Denialist Mentality

Denialist Mentality / Cognitive Bias

Generally, we humans resist growth or change in our belief systems, it is a survival mechanism and a method of maintaining sanity. We use a lot of cognitive energy to reinforce and maintain what we already believe and what we want to believe. Thus, Motivated Denial can save us from unpleasant or painful cognitive dissonance stemming from those ideas or facts that directly challenge or disprove our beliefs.

Motivated Reasoning

Denialism begins with a desired position, conclusion or outcome and seeks to reinforce that conclusion, rationalizing why the claim is untrue or at least unproven, working backwards filling in desired points to their position, rather than starting with a question and engaging in an impartial investigation wherever the facts or evidence may lead.

Denialist Motivations

Denialism is not the same as supporting a unproven, controversial or rejected claim, such as “aliens visit or have visited the earth”. Instead, Denialists maintain that a generally accepted scientific or historical claim is false, usually for ideological reasons (political leanings, religious affiliations, or other fear-based ideologies).

The actual motivation for any given Denialist position is ultimately dependent on the topic and the person.

Denialists often combine their program of doubt with a false dichotomy. For example, one argument might be; if the accepted version or facts are not true, then their alternate version *must* be true, which is often the motivation behind denying a specific science or evidence, because the Denialist has an alternative idea they are really promoting.

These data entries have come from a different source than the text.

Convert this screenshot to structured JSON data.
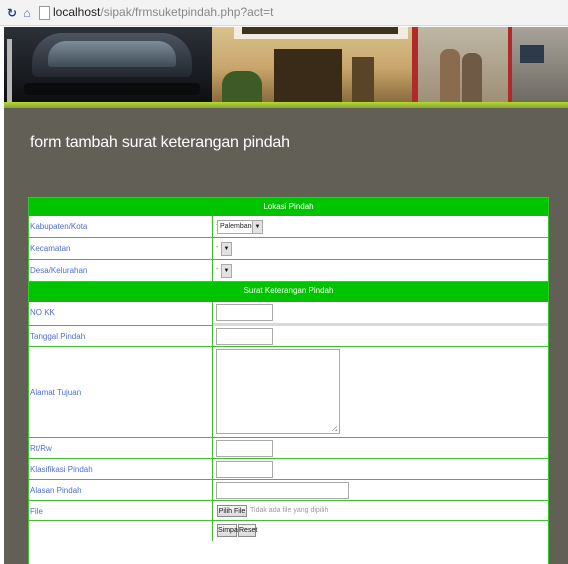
{
  "browser": {
    "url_host": "localhost",
    "url_path": "/sipak/frmsuketpindah.php?act=t"
  },
  "page": {
    "title": "form tambah surat keterangan pindah"
  },
  "form": {
    "section_location": "Lokasi Pindah",
    "section_letter": "Surat Keterangan Pindah",
    "fields": {
      "kabupaten_label": "Kabupaten/Kota",
      "kabupaten_value": "Palembang",
      "kecamatan_label": "Kecamatan",
      "kecamatan_value": "",
      "desa_label": "Desa/Kelurahan",
      "desa_value": "",
      "nokk_label": "NO KK",
      "nokk_value": "",
      "tanggal_label": "Tanggal Pindah",
      "tanggal_value": "",
      "alamat_label": "Alamat Tujuan",
      "alamat_value": "",
      "rtrw_label": "Rt/Rw",
      "rtrw_value": "",
      "klasifikasi_label": "Klasifikasi Pindah",
      "klasifikasi_value": "",
      "alasan_label": "Alasan Pindah",
      "alasan_value": "",
      "file_label": "File"
    },
    "file_button": "Pilih File",
    "file_status": "Tidak ada file yang dipilih",
    "save_button": "Simpan",
    "reset_button": "Reset"
  },
  "colors": {
    "header_green": "#00c400",
    "border_green": "#39c52a",
    "label_blue": "#4d6dd8",
    "page_bg": "#625f57",
    "banner_accent": "#86a81e"
  },
  "icons": [
    "reload-icon",
    "home-icon",
    "page-icon",
    "dropdown-arrow-icon"
  ]
}
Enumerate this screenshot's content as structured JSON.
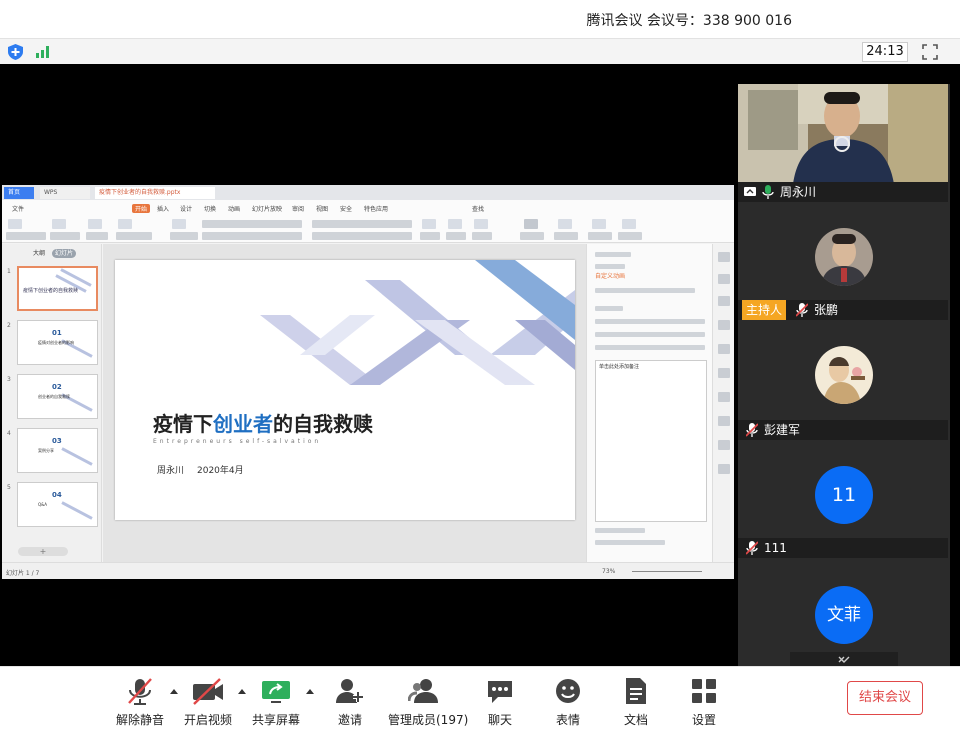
{
  "window": {
    "title": "腾讯会议  会议号：338 900 016",
    "timer": "24:13"
  },
  "shared": {
    "tabs": {
      "home": "首页",
      "wps": "WPS",
      "doc": "疫情下创业者的自我救赎.pptx"
    },
    "menu": [
      "文件",
      "开始",
      "插入",
      "设计",
      "切换",
      "动画",
      "幻灯片放映",
      "审阅",
      "视图",
      "安全",
      "特色应用",
      "查找"
    ],
    "menu_active_index": 1,
    "sidebar_tabs": [
      "大纲",
      "幻灯片"
    ],
    "thumbs": [
      {
        "num": "1",
        "big": "",
        "text": "疫情下创业者的自我救赎"
      },
      {
        "num": "2",
        "big": "01",
        "text": "疫情对创业者的影响"
      },
      {
        "num": "3",
        "big": "02",
        "text": "创业者的自我救赎"
      },
      {
        "num": "4",
        "big": "03",
        "text": "案例分享"
      },
      {
        "num": "5",
        "big": "04",
        "text": "Q&A"
      }
    ],
    "slide": {
      "title_a": "疫情下",
      "title_b": "创业者",
      "title_c": "的自我救赎",
      "subtitle": "Entrepreneurs self-salvation",
      "author": "周永川",
      "date": "2020年4月"
    },
    "rightpane": {
      "h1": "自定义动画",
      "notes": "单击此处添加备注"
    },
    "status": {
      "page": "幻灯片 1 / 7",
      "zoom": "73%"
    }
  },
  "participants": [
    {
      "name": "周永川",
      "host": false,
      "muted": false,
      "kind": "video"
    },
    {
      "name": "张鹏",
      "host": true,
      "host_label": "主持人",
      "muted": true,
      "kind": "photo"
    },
    {
      "name": "彭建军",
      "host": false,
      "muted": true,
      "kind": "photo"
    },
    {
      "name": "111",
      "host": false,
      "muted": true,
      "kind": "initials",
      "initials": "11"
    },
    {
      "name": "文菲",
      "host": false,
      "muted": true,
      "kind": "initials",
      "initials": "文菲"
    }
  ],
  "controls": {
    "unmute": "解除静音",
    "start_video": "开启视频",
    "share_screen": "共享屏幕",
    "invite": "邀请",
    "manage_members": "管理成员(197)",
    "chat": "聊天",
    "reaction": "表情",
    "document": "文档",
    "settings": "设置",
    "end_meeting": "结束会议"
  },
  "colors": {
    "accent_blue": "#0a6cf5",
    "host_orange": "#f5a623",
    "end_red": "#e04848",
    "share_green": "#2eaf5c"
  },
  "icons": [
    "shield-icon",
    "signal-icon",
    "fullscreen-icon",
    "mic-muted-icon",
    "video-off-icon",
    "share-screen-icon",
    "invite-icon",
    "members-icon",
    "chat-icon",
    "emoji-icon",
    "document-icon",
    "settings-icon"
  ]
}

What they rarely do is provide positive evidence to support their claim, if they could do that, they would because it is the strongest indisputable evidence. When all else fails, simply claim a conspiracy or something impossible to prove or disprove. In this way Denialism and conspiracy thinking are similar. When the evidence does not support their position, they will call the evidence into question and claim it’s a conspiracy or fraud or misleading. Allowing them to ‘a priori’ or wholesale dismiss all remaining evidence.

Strategies and Tactics of Denialist Mentality / Cognitive Bias
  1. Moving the goalpost – Always demanding more evidence, keeping just out of range by claiming not enough evidence has been provided.
  2. Unreasonable demands for evidence – Demanding evidence that can never be provided such as a single fossil that “proves” evolution.
  3. Dismissing entire categories of accepted scientific evidence – Using philosophical ideas or beliefs rather than facts or evidence to attempt to prove or disprove arguments.
  4. Using facts out of context – This gives someone the ability to call a lot of facts into the argument that make it seem like there’s reasonable evidence to call into question the accepted evidence, facts, claims or scientific theory. But each fact is not being put into its proper context, instead being used as a smokescreen to divert attention, concentration and reasonable presentation of actual facts or evidence.
  5. Cherry picking – Taking a single piece of evidence or information that seems to uphold or support their theory (especially those that cannot be reliably reproduced) and using that as the basis of their argument, when there are multiple examples, facts or other evidence to the contrary. Like asking several people where the nearest store is and the vast majority point to the left, while only 1 person points to the right and ignoring all the people that pointed left because right is the direction we wanted to go.